[Provided records — start]

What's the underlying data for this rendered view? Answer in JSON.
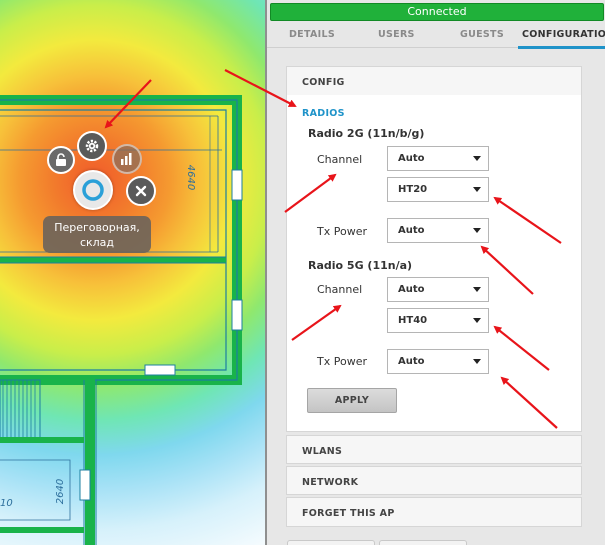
{
  "map": {
    "room_label_line1": "Переговорная,",
    "room_label_line2": "склад",
    "dimension_1": "4640",
    "dimension_2": "2640",
    "dimension_3": "10",
    "buttons": {
      "lock": "lock-icon",
      "gear": "gear-icon",
      "stats": "bar-chart-icon",
      "access_point": "access-point-icon",
      "close": "close-icon"
    }
  },
  "status": {
    "text": "Connected",
    "color": "#20b13a"
  },
  "tabs": [
    {
      "label": "DETAILS",
      "active": false
    },
    {
      "label": "USERS",
      "active": false
    },
    {
      "label": "GUESTS",
      "active": false
    },
    {
      "label": "CONFIGURATION",
      "active": true
    }
  ],
  "config": {
    "title": "CONFIG",
    "radios_label": "RADIOS",
    "radio_2g": {
      "title": "Radio 2G (11n/b/g)",
      "channel_label": "Channel",
      "channel_value": "Auto",
      "width_value": "HT20",
      "txpower_label": "Tx Power",
      "txpower_value": "Auto"
    },
    "radio_5g": {
      "title": "Radio 5G (11n/a)",
      "channel_label": "Channel",
      "channel_value": "Auto",
      "width_value": "HT40",
      "txpower_label": "Tx Power",
      "txpower_value": "Auto"
    },
    "apply_label": "APPLY"
  },
  "sections": {
    "wlans": "WLANS",
    "network": "NETWORK",
    "forget": "FORGET THIS AP"
  },
  "accent_color": "#1f93c9",
  "annotation_color": "#e8141a"
}
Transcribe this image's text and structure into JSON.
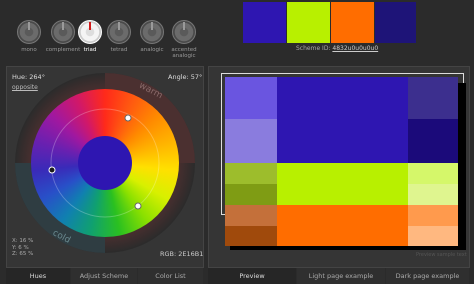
{
  "scheme_types": [
    {
      "label": "mono",
      "active": false
    },
    {
      "label": "complement",
      "active": false
    },
    {
      "label": "triad",
      "active": true
    },
    {
      "label": "tetrad",
      "active": false
    },
    {
      "label": "analogic",
      "active": false
    },
    {
      "label": "accented\nanalogic",
      "active": false
    }
  ],
  "swatches": [
    "#2e16b1",
    "#b8f000",
    "#ff6d00",
    "#1e1478"
  ],
  "scheme_id_label": "Scheme ID:",
  "scheme_id": "4832u0u0u0u0",
  "hue_label": "Hue:",
  "hue_value": "264°",
  "opposite_link": "opposite",
  "angle_label": "Angle:",
  "angle_value": "57°",
  "warm_label": "warm",
  "cold_label": "cold",
  "xyz": "X: 16 %\nY: 6 %\nZ: 65 %",
  "rgb_label": "RGB:",
  "rgb_value": "2E16B1",
  "left_tabs": [
    "Hues",
    "Adjust Scheme",
    "Color List"
  ],
  "right_tabs": [
    "Preview",
    "Light page example",
    "Dark page example"
  ],
  "preview_watermark": "Preview sample text",
  "colors": {
    "primary": [
      "#2e16b1",
      "#6a55e0",
      "#8a7cde",
      "#1b0a7a",
      "#3c2f8e"
    ],
    "secondary": [
      "#b8f000",
      "#9dbd2c",
      "#7f9c14",
      "#d5f76a",
      "#dff58f"
    ],
    "tertiary": [
      "#ff6d00",
      "#c4703a",
      "#a04a0c",
      "#ff9a4d",
      "#ffb880"
    ]
  }
}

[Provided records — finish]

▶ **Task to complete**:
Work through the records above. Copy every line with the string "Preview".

▶ **Your solution**:
    "Preview",
  "preview_watermark": "Preview sample text",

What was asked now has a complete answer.